▶ _BRIEF_: Your task is to write out every line of the data exactly. Drop the pictures.

++++++++

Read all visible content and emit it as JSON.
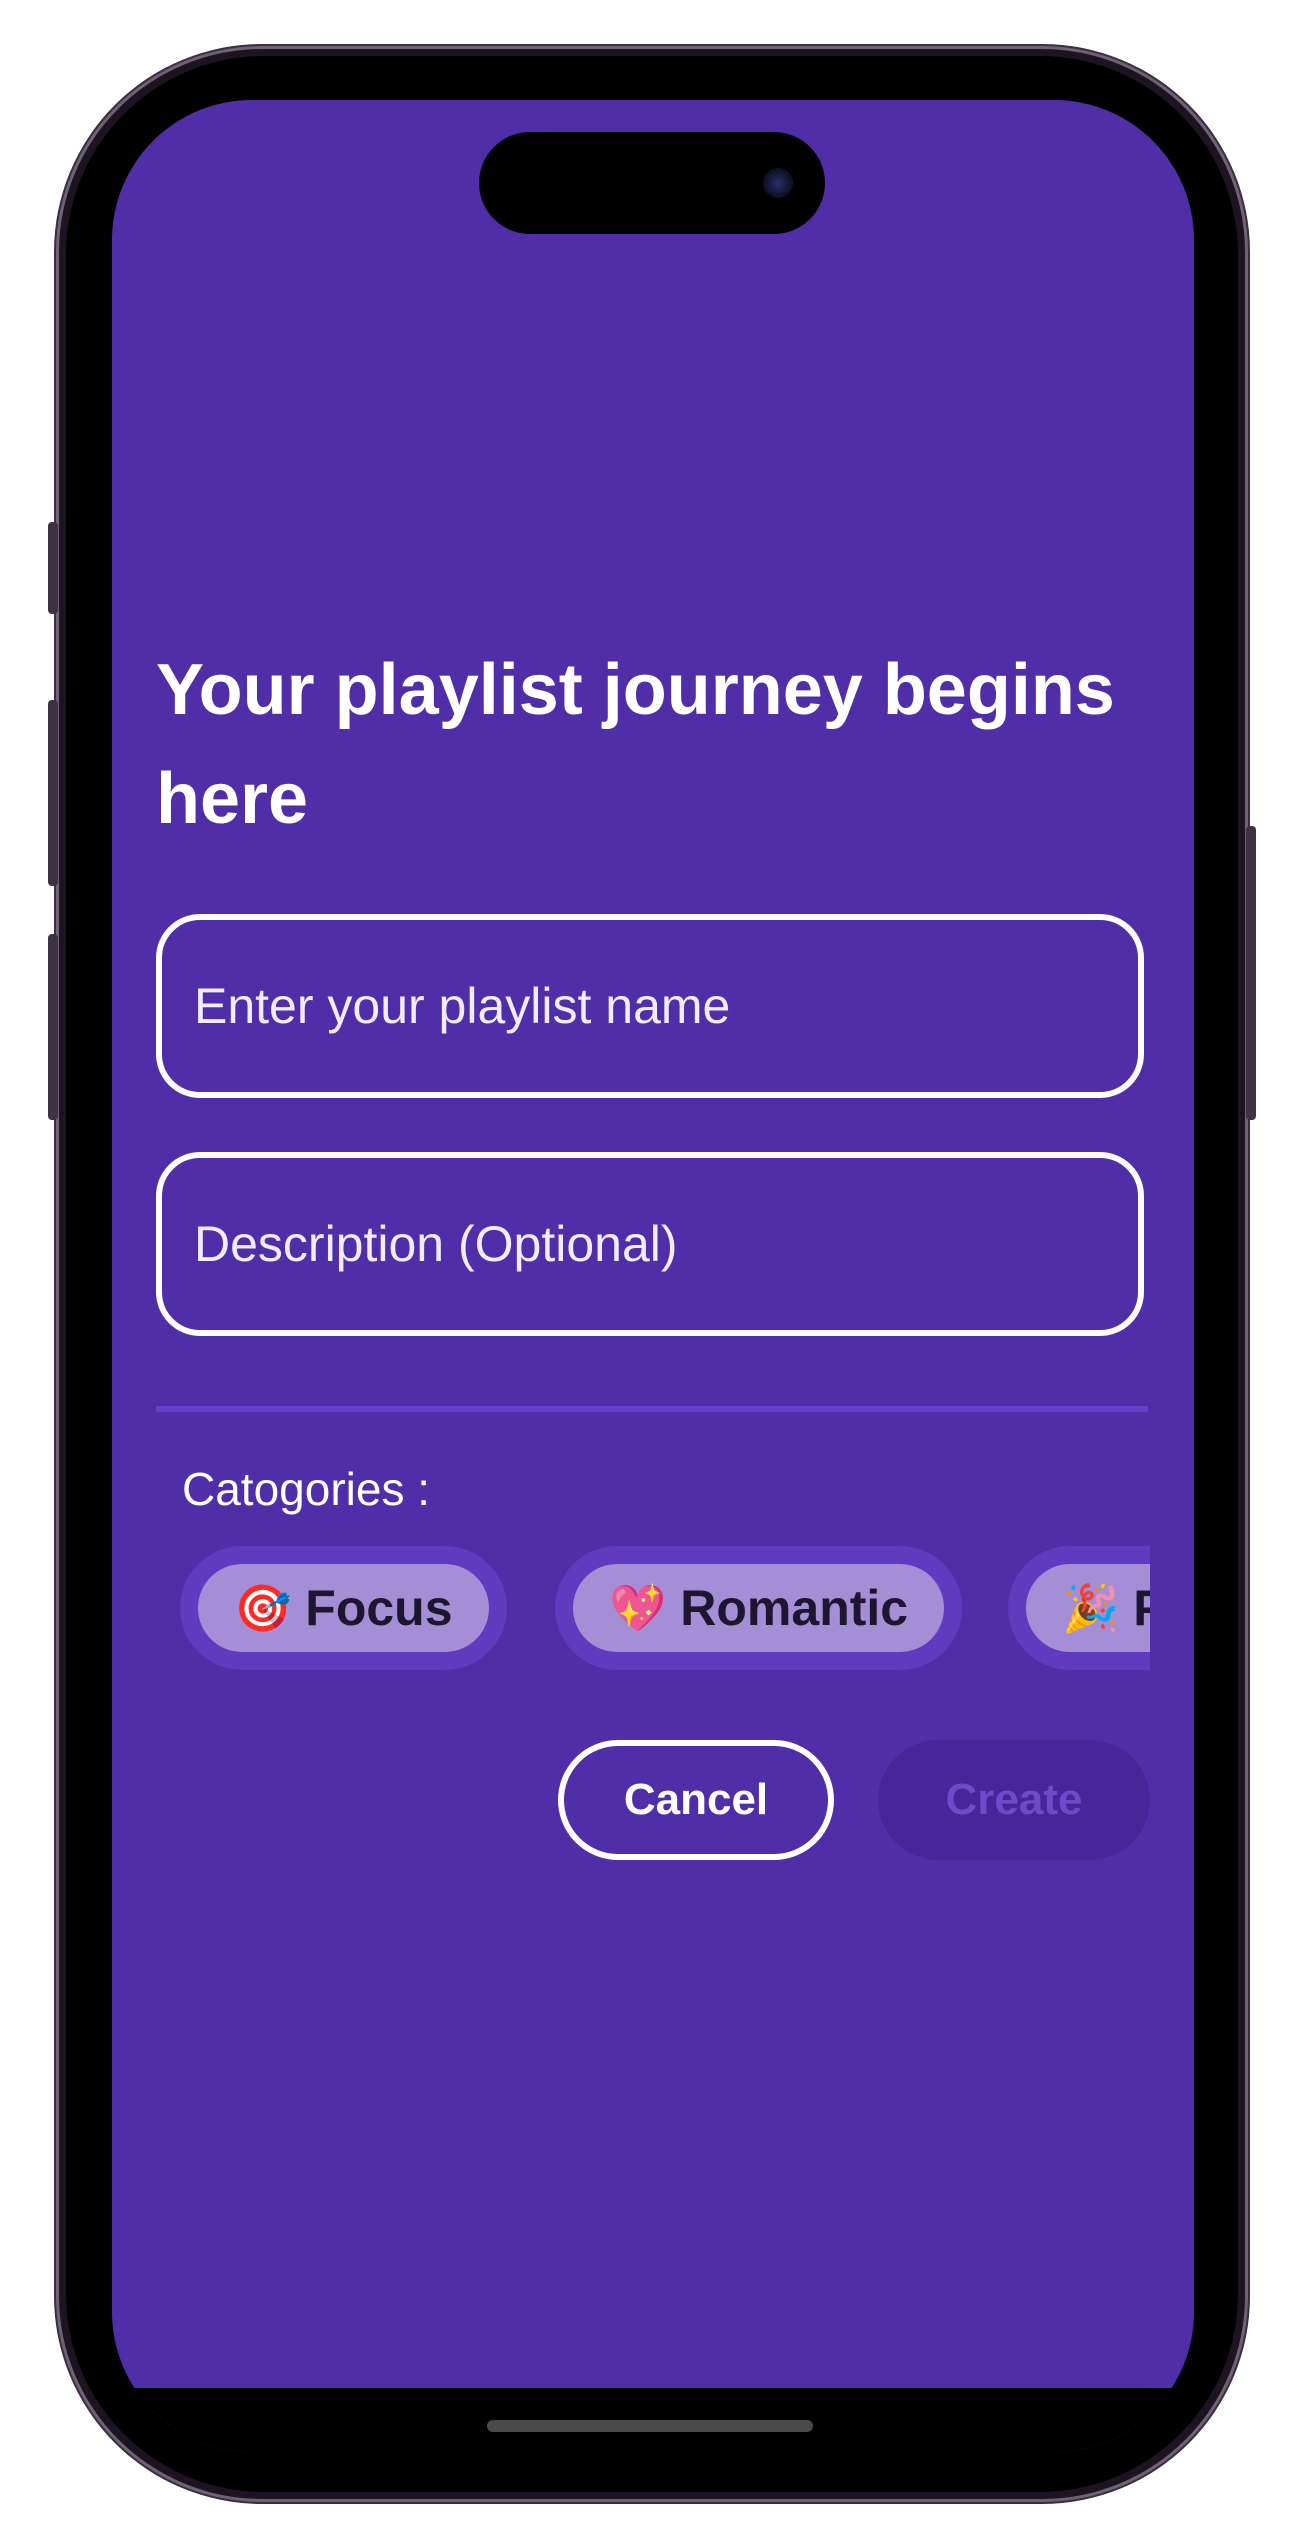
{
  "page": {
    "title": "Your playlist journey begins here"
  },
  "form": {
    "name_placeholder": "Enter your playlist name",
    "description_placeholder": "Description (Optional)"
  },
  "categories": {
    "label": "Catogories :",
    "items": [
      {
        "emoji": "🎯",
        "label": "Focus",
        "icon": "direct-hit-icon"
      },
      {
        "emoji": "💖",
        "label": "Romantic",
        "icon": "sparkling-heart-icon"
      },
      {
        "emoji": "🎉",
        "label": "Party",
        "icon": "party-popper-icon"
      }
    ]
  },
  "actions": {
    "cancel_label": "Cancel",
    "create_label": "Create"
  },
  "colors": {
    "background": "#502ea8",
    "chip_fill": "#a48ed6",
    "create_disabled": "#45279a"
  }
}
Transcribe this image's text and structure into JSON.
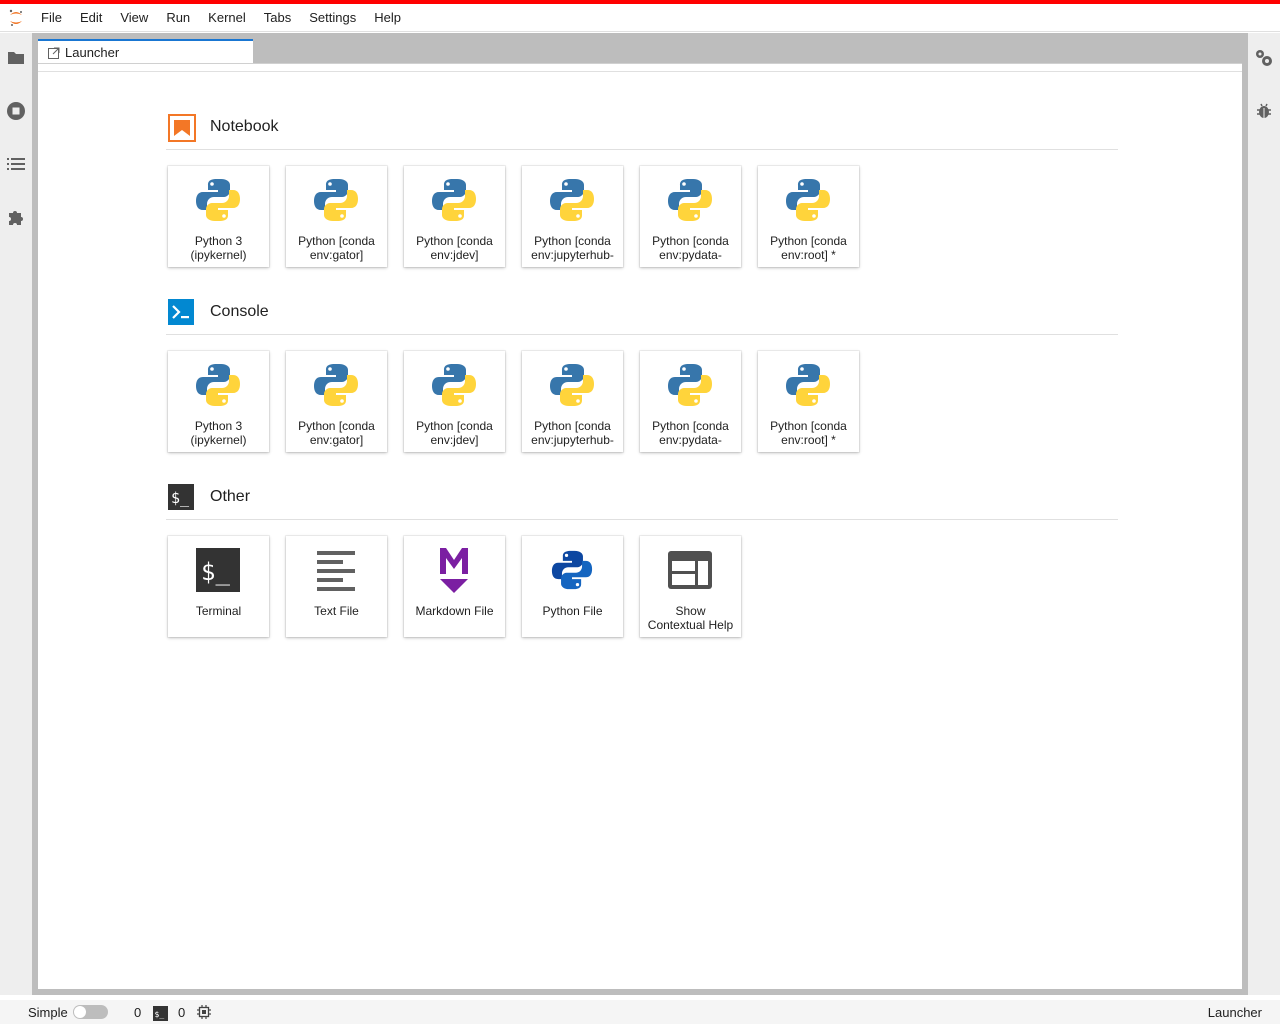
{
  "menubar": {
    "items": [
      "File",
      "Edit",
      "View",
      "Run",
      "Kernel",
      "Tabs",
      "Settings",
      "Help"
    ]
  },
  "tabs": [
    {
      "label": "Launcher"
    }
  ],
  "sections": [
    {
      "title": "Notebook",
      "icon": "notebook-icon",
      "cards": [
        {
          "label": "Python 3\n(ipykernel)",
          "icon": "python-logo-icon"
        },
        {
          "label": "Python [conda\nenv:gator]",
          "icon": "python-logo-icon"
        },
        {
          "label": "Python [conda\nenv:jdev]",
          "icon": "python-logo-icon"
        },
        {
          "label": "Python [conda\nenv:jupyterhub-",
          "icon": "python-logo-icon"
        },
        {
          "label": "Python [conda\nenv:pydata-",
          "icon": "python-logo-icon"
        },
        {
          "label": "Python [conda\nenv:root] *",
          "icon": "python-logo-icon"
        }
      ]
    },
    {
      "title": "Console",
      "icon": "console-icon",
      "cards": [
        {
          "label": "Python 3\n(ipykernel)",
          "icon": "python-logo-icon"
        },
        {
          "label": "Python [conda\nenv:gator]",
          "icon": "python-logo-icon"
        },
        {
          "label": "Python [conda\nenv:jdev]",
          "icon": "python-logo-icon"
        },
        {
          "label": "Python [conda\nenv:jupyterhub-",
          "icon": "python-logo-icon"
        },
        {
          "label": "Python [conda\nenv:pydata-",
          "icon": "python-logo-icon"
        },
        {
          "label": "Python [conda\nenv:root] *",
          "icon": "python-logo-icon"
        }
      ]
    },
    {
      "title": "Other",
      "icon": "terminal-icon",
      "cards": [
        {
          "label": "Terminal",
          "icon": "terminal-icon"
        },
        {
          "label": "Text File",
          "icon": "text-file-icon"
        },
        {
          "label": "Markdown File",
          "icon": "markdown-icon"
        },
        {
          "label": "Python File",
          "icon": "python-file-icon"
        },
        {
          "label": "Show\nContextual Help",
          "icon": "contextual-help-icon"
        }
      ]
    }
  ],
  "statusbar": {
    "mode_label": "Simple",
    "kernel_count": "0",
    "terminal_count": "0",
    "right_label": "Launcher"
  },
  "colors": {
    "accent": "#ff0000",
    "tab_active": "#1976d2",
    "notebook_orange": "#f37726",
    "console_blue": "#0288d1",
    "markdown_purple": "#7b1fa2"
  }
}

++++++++

▶ _RESPONSE FOR THIS EXERCISE_:
Read all visible content and emit it as JSON.
{
  "page": {
    "title": "Your playlist journey begins here"
  },
  "form": {
    "name_placeholder": "Enter your playlist name",
    "description_placeholder": "Description (Optional)"
  },
  "categories": {
    "label": "Catogories :",
    "items": [
      {
        "emoji": "🎯",
        "label": "Focus",
        "icon": "direct-hit-icon"
      },
      {
        "emoji": "💖",
        "label": "Romantic",
        "icon": "sparkling-heart-icon"
      },
      {
        "emoji": "🎉",
        "label": "Party",
        "icon": "party-popper-icon"
      }
    ]
  },
  "actions": {
    "cancel_label": "Cancel",
    "create_label": "Create"
  },
  "colors": {
    "background": "#502ea8",
    "chip_fill": "#a48ed6",
    "create_disabled": "#45279a"
  }
}
Transcribe this image's text and structure into JSON.
{
  "menubar": {
    "items": [
      "File",
      "Edit",
      "View",
      "Run",
      "Kernel",
      "Tabs",
      "Settings",
      "Help"
    ]
  },
  "tabs": [
    {
      "label": "Launcher"
    }
  ],
  "sections": [
    {
      "title": "Notebook",
      "icon": "notebook-icon",
      "cards": [
        {
          "label": "Python 3\n(ipykernel)",
          "icon": "python-logo-icon"
        },
        {
          "label": "Python [conda\nenv:gator]",
          "icon": "python-logo-icon"
        },
        {
          "label": "Python [conda\nenv:jdev]",
          "icon": "python-logo-icon"
        },
        {
          "label": "Python [conda\nenv:jupyterhub-",
          "icon": "python-logo-icon"
        },
        {
          "label": "Python [conda\nenv:pydata-",
          "icon": "python-logo-icon"
        },
        {
          "label": "Python [conda\nenv:root] *",
          "icon": "python-logo-icon"
        }
      ]
    },
    {
      "title": "Console",
      "icon": "console-icon",
      "cards": [
        {
          "label": "Python 3\n(ipykernel)",
          "icon": "python-logo-icon"
        },
        {
          "label": "Python [conda\nenv:gator]",
          "icon": "python-logo-icon"
        },
        {
          "label": "Python [conda\nenv:jdev]",
          "icon": "python-logo-icon"
        },
        {
          "label": "Python [conda\nenv:jupyterhub-",
          "icon": "python-logo-icon"
        },
        {
          "label": "Python [conda\nenv:pydata-",
          "icon": "python-logo-icon"
        },
        {
          "label": "Python [conda\nenv:root] *",
          "icon": "python-logo-icon"
        }
      ]
    },
    {
      "title": "Other",
      "icon": "terminal-icon",
      "cards": [
        {
          "label": "Terminal",
          "icon": "terminal-icon"
        },
        {
          "label": "Text File",
          "icon": "text-file-icon"
        },
        {
          "label": "Markdown File",
          "icon": "markdown-icon"
        },
        {
          "label": "Python File",
          "icon": "python-file-icon"
        },
        {
          "label": "Show\nContextual Help",
          "icon": "contextual-help-icon"
        }
      ]
    }
  ],
  "statusbar": {
    "mode_label": "Simple",
    "kernel_count": "0",
    "terminal_count": "0",
    "right_label": "Launcher"
  },
  "colors": {
    "accent": "#ff0000",
    "tab_active": "#1976d2",
    "notebook_orange": "#f37726",
    "console_blue": "#0288d1",
    "markdown_purple": "#7b1fa2"
  }
}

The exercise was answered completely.